Edwards left the presidential race Wednesday, ending a
scrappy underdog bid that tried to put progressive politics
in the spotlight.
The decision came
after Edwards lost the four states to hold nominating
contests so far to rivals who got more attention from the
beginning: Hillary Rodham Clinton and Barack Obama.
White House candidate made the announcement at an event in
New Orleans that had been billed as a speech on poverty.
"It's time for me to step aside so that history can
blaze its path," he said.
''He just said it
was time to get out,'' said Dave ''Mudcat'' Saunders,
Edwards's rural affairs adviser. ''I still don't like
walking away, but it was John's decision.''
The former North
Carolina senator will not immediately endorse either
candidate in what is now a two-person race for the
Democratic nomination, said one adviser, who spoke on
condition of anonymity in advance of the announcement.
Clinton said Wednesday that Edwards called to inform her
about his decision.
reporters Edwards had exited the race in a ''classy'' way.
''I think he's run a great campaign,'' said Obama, who
aides said spoke with Edwards Tuesday night and asked
for his endorsement.
Four in 10
Edwards supporters said their second choice in the race is
Clinton, while a quarter prefer Obama, according to an
Associated Press-Yahoo poll conducted late this month.
Both Clinton and Obama would welcome Edwards' backing
and the support of the 56 delegates to the Democratic
convention he had collected.
impact of Edwards's withdrawal will be six additional
delegates for Obama, giving him a total of 187, and four
more for Clinton, giving her 253. A total of 2,025
delegates are needed to secure the Democratic
Edwards won 26
delegates in the Iowa, New Hampshire, and South Carolina
contests. Under party rules, 10 of those delegates will be
automatically dispersed among Obama and Clinton, based
on their vote totals in those respective contests. The
remaining 16 remain pledged to Edwards, meaning his
campaign will have a say in naming them.
superdelegates -- mainly party and elected officials who
automatically attend the convention and can support whomever
they choose -- had already switched from Edwards to
Obama before news of Edwards's withdrawal from the
Edwards waged a
spirited top-tier campaign against the two better-funded
rivals, even as he dealt with the stunning blow of his
wife's recurring cancer diagnosis. In a news
conference last March, the couple announced that the
breast cancer that she thought she had beaten had returned,

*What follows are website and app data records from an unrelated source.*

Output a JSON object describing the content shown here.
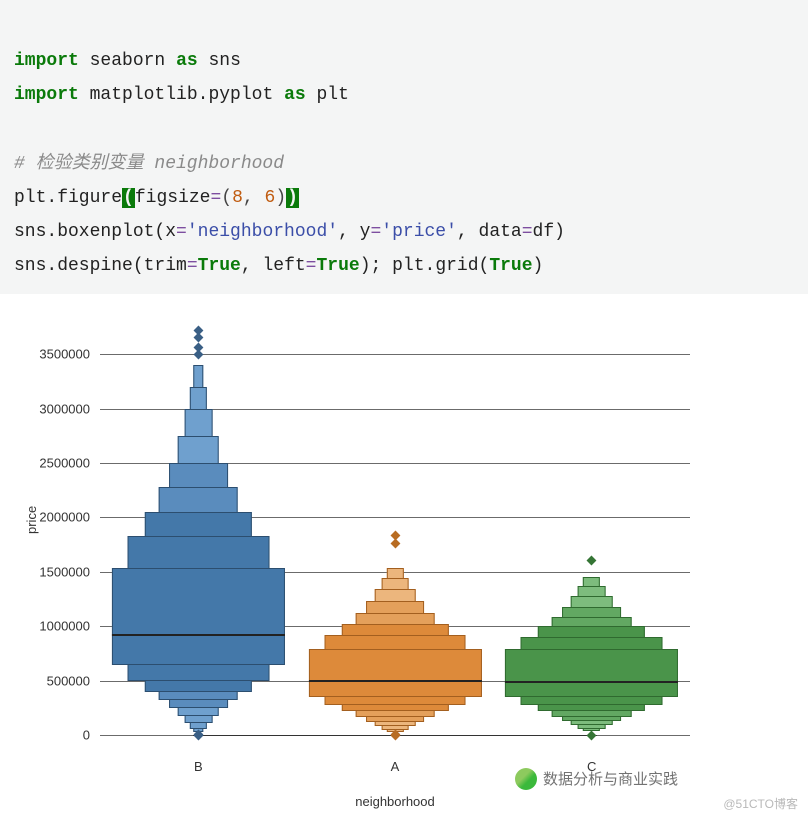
{
  "code": {
    "line1_kw1": "import",
    "line1_mod": "seaborn",
    "line1_kw2": "as",
    "line1_alias": "sns",
    "line2_kw1": "import",
    "line2_mod": "matplotlib.pyplot",
    "line2_kw2": "as",
    "line2_alias": "plt",
    "line4_comment": "# 检验类别变量 neighborhood",
    "line5_a": "plt.figure",
    "line5_op": "(",
    "line5_kw": "figsize",
    "line5_eq": "=",
    "line5_pa": "(",
    "line5_n1": "8",
    "line5_c": ", ",
    "line5_n2": "6",
    "line5_pb": ")",
    "line5_cl": ")",
    "line6_a": "sns.boxenplot(x",
    "line6_eq1": "=",
    "line6_s1": "'neighborhood'",
    "line6_b": ", y",
    "line6_eq2": "=",
    "line6_s2": "'price'",
    "line6_c": ", data",
    "line6_eq3": "=",
    "line6_d": "df)",
    "line7_a": "sns.despine(trim",
    "line7_eq1": "=",
    "line7_b1": "True",
    "line7_b": ", left",
    "line7_eq2": "=",
    "line7_b2": "True",
    "line7_c": "); plt.grid(",
    "line7_b3": "True",
    "line7_d": ")"
  },
  "chart_data": {
    "type": "boxen",
    "xlabel": "neighborhood",
    "ylabel": "price",
    "yticks": [
      0,
      500000,
      1000000,
      1500000,
      2000000,
      2500000,
      3000000,
      3500000
    ],
    "ylim": [
      -150000,
      3800000
    ],
    "categories": [
      "B",
      "A",
      "C"
    ],
    "series": [
      {
        "name": "B",
        "median": 920000,
        "levels": [
          {
            "lo": 640000,
            "hi": 1540000,
            "w": 1.0
          },
          {
            "lo": 500000,
            "hi": 1830000,
            "w": 0.82
          },
          {
            "lo": 400000,
            "hi": 2050000,
            "w": 0.62
          },
          {
            "lo": 320000,
            "hi": 2280000,
            "w": 0.46
          },
          {
            "lo": 250000,
            "hi": 2500000,
            "w": 0.34
          },
          {
            "lo": 180000,
            "hi": 2750000,
            "w": 0.24
          },
          {
            "lo": 110000,
            "hi": 3000000,
            "w": 0.16
          },
          {
            "lo": 60000,
            "hi": 3200000,
            "w": 0.1
          },
          {
            "lo": 30000,
            "hi": 3400000,
            "w": 0.06
          }
        ],
        "outliers": [
          0,
          10000,
          3500000,
          3560000,
          3650000,
          3720000
        ]
      },
      {
        "name": "A",
        "median": 500000,
        "levels": [
          {
            "lo": 350000,
            "hi": 790000,
            "w": 1.0
          },
          {
            "lo": 280000,
            "hi": 920000,
            "w": 0.82
          },
          {
            "lo": 220000,
            "hi": 1020000,
            "w": 0.62
          },
          {
            "lo": 170000,
            "hi": 1120000,
            "w": 0.46
          },
          {
            "lo": 120000,
            "hi": 1230000,
            "w": 0.34
          },
          {
            "lo": 80000,
            "hi": 1340000,
            "w": 0.24
          },
          {
            "lo": 50000,
            "hi": 1440000,
            "w": 0.16
          },
          {
            "lo": 30000,
            "hi": 1540000,
            "w": 0.1
          }
        ],
        "outliers": [
          0,
          5000,
          1760000,
          1830000
        ]
      },
      {
        "name": "C",
        "median": 490000,
        "levels": [
          {
            "lo": 350000,
            "hi": 790000,
            "w": 1.0
          },
          {
            "lo": 280000,
            "hi": 900000,
            "w": 0.82
          },
          {
            "lo": 220000,
            "hi": 1000000,
            "w": 0.62
          },
          {
            "lo": 170000,
            "hi": 1090000,
            "w": 0.46
          },
          {
            "lo": 130000,
            "hi": 1180000,
            "w": 0.34
          },
          {
            "lo": 90000,
            "hi": 1280000,
            "w": 0.24
          },
          {
            "lo": 60000,
            "hi": 1370000,
            "w": 0.16
          },
          {
            "lo": 35000,
            "hi": 1450000,
            "w": 0.1
          }
        ],
        "outliers": [
          0,
          1600000
        ]
      }
    ]
  },
  "watermark": {
    "source": "@51CTO博客",
    "account": "数据分析与商业实践"
  }
}
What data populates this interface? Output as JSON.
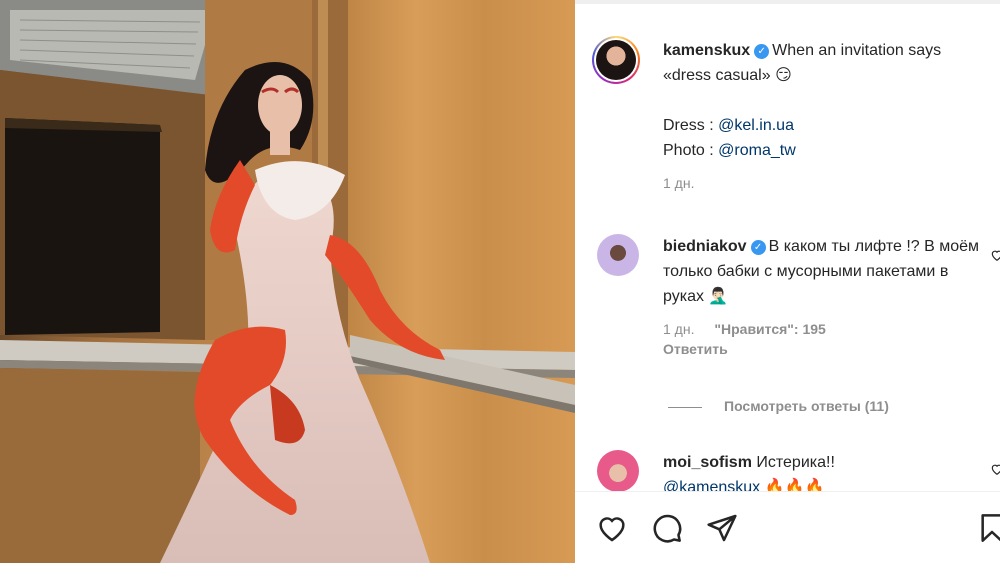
{
  "post": {
    "username": "kamenskux",
    "caption_line1": "When an invitation says",
    "caption_line2": "«dress casual» 😏",
    "dress_label": "Dress : ",
    "dress_link": "@kel.in.ua",
    "photo_label": "Photo : ",
    "photo_link": "@roma_tw",
    "time": "1 дн."
  },
  "comments": [
    {
      "username": "biedniakov",
      "text": "В каком ты лифте !? В моём только бабки с мусорными пакетами в руках 🤦🏻‍♂️",
      "time": "1 дн.",
      "likes": "\"Нравится\": 195",
      "reply_label": "Ответить",
      "view_replies": "Посмотреть ответы (11)"
    },
    {
      "username": "moi_sofism",
      "text": "Истерика!!",
      "mention": "@kamenskux 🔥🔥🔥"
    }
  ],
  "icons": {
    "verified": "verified-badge-icon",
    "like": "heart-icon",
    "comment": "comment-icon",
    "share": "paper-plane-icon",
    "save": "bookmark-icon"
  },
  "colors": {
    "verified": "#3897f0",
    "link": "#00376b",
    "meta": "#8e8e8e"
  }
}
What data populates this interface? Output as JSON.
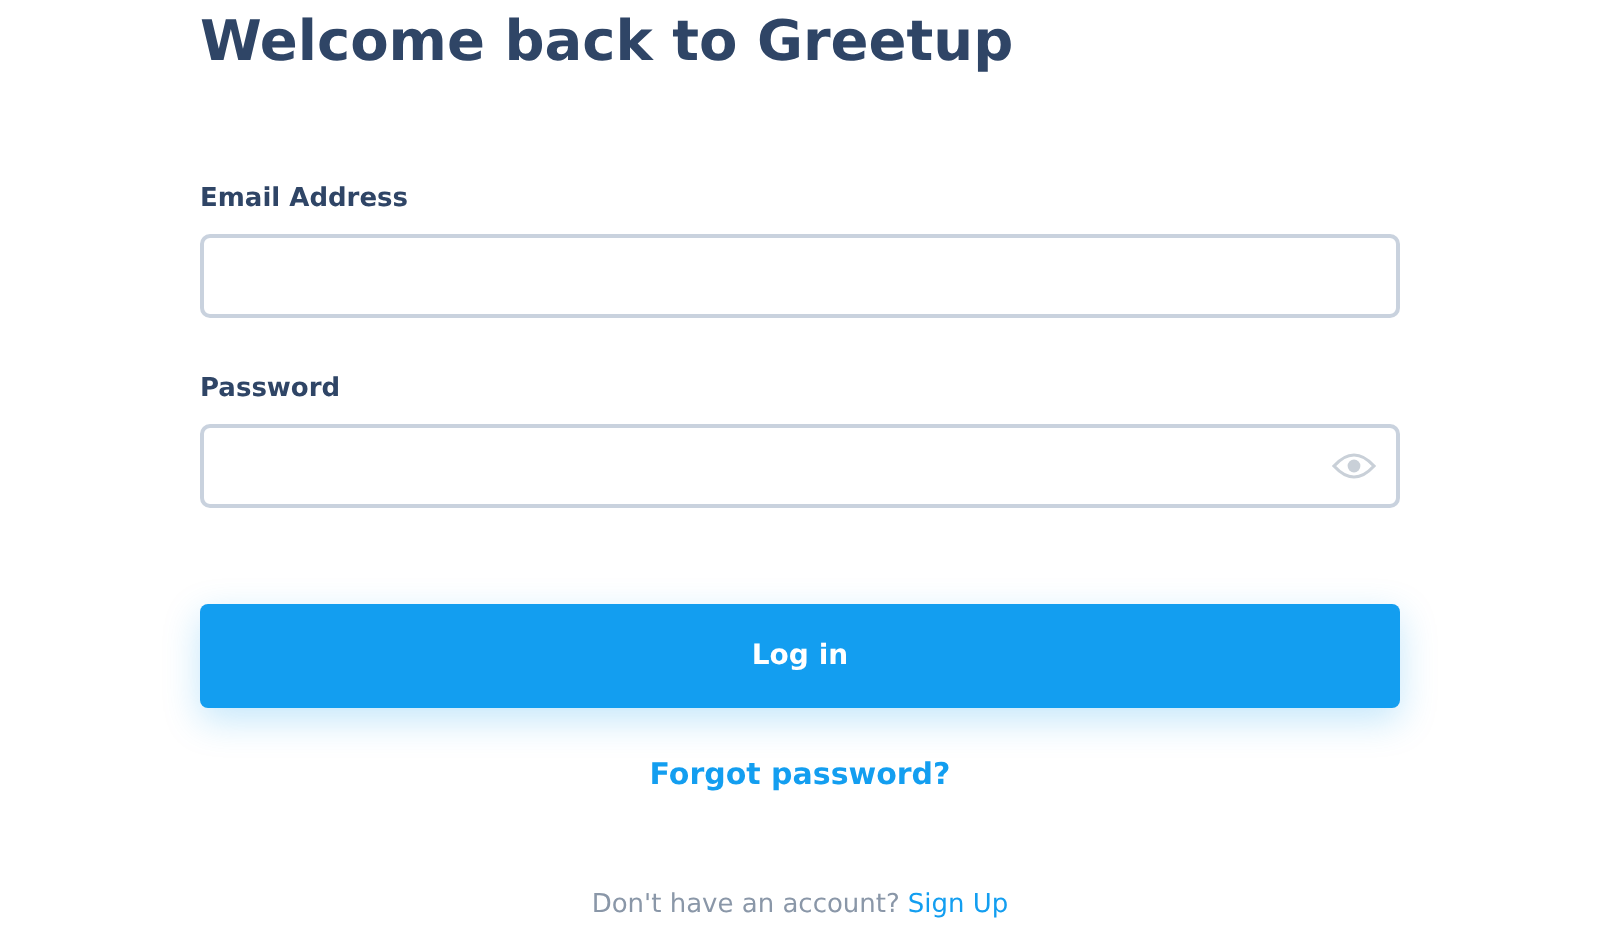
{
  "title": "Welcome back to Greetup",
  "fields": [
    {
      "label": "Email Address",
      "kind": "text"
    },
    {
      "label": "Password",
      "kind": "password"
    }
  ],
  "login_button": "Log in",
  "forgot_link": "Forgot password?",
  "signup": {
    "text": "Don't have an account?",
    "link": "Sign Up"
  }
}
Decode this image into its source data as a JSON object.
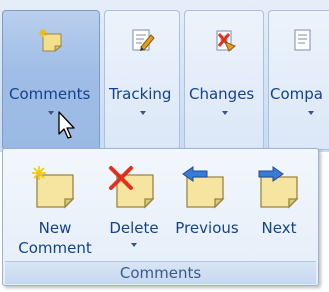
{
  "ribbon": {
    "groups": [
      {
        "label": "Comments",
        "icon": "new-comment-icon",
        "selected": true
      },
      {
        "label": "Tracking",
        "icon": "tracking-icon"
      },
      {
        "label": "Changes",
        "icon": "changes-icon"
      },
      {
        "label": "Compa",
        "icon": "compare-icon"
      }
    ]
  },
  "panel": {
    "buttons": [
      {
        "line1": "New",
        "line2": "Comment",
        "icon": "new-comment-icon"
      },
      {
        "line1": "Delete",
        "icon": "delete-comment-icon",
        "has_dropdown": true
      },
      {
        "line1": "Previous",
        "icon": "previous-comment-icon"
      },
      {
        "line1": "Next",
        "icon": "next-comment-icon"
      }
    ],
    "group_label": "Comments"
  },
  "colors": {
    "accent": "#15428b",
    "note_fill": "#f5e5a0",
    "delete_red": "#e03020",
    "arrow_blue": "#3a7bd5"
  }
}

but they would continue the campaign.
sparked a debate about family duty and public service. But
Elizabeth Edwards remained a forceful advocate for her
husband, and she was often surrounded at campaign
events by well-wishers and emotional survivors
cheering her on.
his campaign was ending with his wife and three
children at his side. Afterward he planned to work with the
Habitat for Humanity housing charity at a New Orleans
rebuilding project, the adviser said.
Edwards's campaign will end the way it began 13 months ago
-- with the him pitching in to rebuild lives in a city
still ravaged by Hurricane Katrina. Edwards embraced
New Orleans as a glaring symbol of what he described
as a Washington that did not hear the cries of the
Edwards burst out
of the starting gate with a flurry of progressive
policy ideas -- he was the first to offer a plan for
universal health care in one of the few Western
countries without it, the first to call on Congress to
pull funding for the war, and he led the charge that
lobbyists have too much power in Washington and need to be
The ideas were
all bold and new for Edwards personally as well, making
him a different candidate than the moderate Southerner who
ran in 2004 while still in his first Senate term. But
the themes were eventually adopted by other Democratic
presidential candidates -- and even a Republican, Mitt
Romney, echoed the call for an end to special interest
politics in Washington.
Edwards's rise to
prominence in politics came amid just one term
representing North Carolina in the Senate after a career as
a trial attorney that made him millions. He was on Al
Gore's short list for vice president in 2000 after
serving just two years in office. He ran for president
in 2004, and after he lost the nomination to John Kerry,
Kerry picked him as a running mate.
first discovered a lump in her breast in the final days
of that losing campaign. Her battle against the disease
caused her husband to open up about another tragedy in
their lives -- the death of their teenage son Wade in
a 1996 car accident. The candidate barely spoke of
Wade during his 2004 campaign, but he offered his son's
death to answer questions about how he could persevere
when his wife could die.
Even as Obama and
Clinton collected astonishing amounts of money that
dwarfed his fund-raising effort, Edwards maintained a loyal
following in the first voting state of Iowa that made
him a serious contender. He came in second to Obama in
Iowa, an impressive feat of relegating Clinton to
third place, before coming in third in the following three
The loss in South
Carolina on Saturday was especially hard because it was
where he was born and he had won the state in 2004. (AP,
with additional reporting by The Advocate)